Problem details
Report back every line in the data that includes the string "name".

Items listed in a dataset
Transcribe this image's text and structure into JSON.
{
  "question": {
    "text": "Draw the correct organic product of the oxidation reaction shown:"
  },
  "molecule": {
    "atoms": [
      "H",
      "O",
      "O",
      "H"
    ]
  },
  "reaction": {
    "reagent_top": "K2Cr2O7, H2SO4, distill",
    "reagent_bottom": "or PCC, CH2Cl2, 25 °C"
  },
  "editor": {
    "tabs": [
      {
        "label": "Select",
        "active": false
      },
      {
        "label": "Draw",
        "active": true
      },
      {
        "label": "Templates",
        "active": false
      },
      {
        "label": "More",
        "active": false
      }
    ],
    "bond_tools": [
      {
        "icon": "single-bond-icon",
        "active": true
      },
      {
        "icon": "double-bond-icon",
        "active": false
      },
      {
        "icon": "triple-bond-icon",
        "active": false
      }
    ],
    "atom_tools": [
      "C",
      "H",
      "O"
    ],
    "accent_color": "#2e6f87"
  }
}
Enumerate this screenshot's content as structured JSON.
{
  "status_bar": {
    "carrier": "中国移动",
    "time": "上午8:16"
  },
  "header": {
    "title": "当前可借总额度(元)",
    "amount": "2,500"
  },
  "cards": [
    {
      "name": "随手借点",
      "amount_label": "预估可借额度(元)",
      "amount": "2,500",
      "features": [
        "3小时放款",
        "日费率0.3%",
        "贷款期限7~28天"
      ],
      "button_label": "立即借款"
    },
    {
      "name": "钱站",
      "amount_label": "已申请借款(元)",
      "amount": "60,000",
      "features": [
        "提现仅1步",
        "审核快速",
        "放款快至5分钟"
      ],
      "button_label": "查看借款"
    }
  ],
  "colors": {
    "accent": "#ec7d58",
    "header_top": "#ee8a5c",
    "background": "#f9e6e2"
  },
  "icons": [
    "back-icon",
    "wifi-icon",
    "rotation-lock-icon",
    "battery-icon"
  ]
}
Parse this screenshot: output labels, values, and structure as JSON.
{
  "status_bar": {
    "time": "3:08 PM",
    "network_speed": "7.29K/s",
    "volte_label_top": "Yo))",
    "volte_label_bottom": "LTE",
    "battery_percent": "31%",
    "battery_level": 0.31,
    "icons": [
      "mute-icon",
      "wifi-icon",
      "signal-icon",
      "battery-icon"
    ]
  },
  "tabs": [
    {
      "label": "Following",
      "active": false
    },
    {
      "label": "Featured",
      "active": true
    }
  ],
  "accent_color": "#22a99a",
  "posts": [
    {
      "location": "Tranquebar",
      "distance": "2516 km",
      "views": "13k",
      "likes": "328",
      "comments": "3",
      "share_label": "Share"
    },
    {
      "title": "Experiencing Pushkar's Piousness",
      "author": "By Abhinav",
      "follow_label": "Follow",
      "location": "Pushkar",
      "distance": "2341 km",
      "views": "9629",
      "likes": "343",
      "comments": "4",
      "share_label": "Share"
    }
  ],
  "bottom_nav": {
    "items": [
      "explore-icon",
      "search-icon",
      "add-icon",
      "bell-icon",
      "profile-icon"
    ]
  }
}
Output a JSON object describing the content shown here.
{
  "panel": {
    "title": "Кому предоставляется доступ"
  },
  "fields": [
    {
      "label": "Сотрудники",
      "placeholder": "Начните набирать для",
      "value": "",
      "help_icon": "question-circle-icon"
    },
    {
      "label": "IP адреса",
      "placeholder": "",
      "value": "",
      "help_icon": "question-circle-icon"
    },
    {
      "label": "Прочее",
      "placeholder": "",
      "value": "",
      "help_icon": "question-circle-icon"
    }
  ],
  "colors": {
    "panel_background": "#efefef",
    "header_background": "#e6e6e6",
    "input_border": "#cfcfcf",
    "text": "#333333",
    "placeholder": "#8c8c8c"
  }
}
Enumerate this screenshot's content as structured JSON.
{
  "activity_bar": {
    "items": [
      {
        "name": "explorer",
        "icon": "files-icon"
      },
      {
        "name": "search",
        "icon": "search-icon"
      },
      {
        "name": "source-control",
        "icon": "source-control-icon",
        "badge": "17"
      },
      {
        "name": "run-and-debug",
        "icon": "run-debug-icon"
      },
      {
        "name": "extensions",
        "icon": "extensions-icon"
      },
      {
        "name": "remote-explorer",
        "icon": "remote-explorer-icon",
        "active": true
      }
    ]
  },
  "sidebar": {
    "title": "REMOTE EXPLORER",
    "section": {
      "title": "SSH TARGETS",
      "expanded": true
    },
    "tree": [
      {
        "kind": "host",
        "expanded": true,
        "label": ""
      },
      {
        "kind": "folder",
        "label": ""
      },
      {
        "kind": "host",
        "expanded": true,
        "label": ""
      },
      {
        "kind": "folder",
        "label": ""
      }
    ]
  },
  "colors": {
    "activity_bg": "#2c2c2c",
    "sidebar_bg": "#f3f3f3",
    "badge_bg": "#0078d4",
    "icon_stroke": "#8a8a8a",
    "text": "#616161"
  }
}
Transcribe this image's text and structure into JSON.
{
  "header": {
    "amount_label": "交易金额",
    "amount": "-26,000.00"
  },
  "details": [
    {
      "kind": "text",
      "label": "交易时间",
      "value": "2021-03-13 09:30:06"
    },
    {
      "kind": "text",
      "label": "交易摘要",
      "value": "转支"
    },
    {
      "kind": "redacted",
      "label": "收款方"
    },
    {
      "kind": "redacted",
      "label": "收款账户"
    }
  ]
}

Result of the task
      "name": "随手借点",
      "name": "钱站",
        "name": "explorer",
        "name": "search",
        "name": "source-control",
        "name": "run-and-debug",
        "name": "extensions",
        "name": "remote-explorer",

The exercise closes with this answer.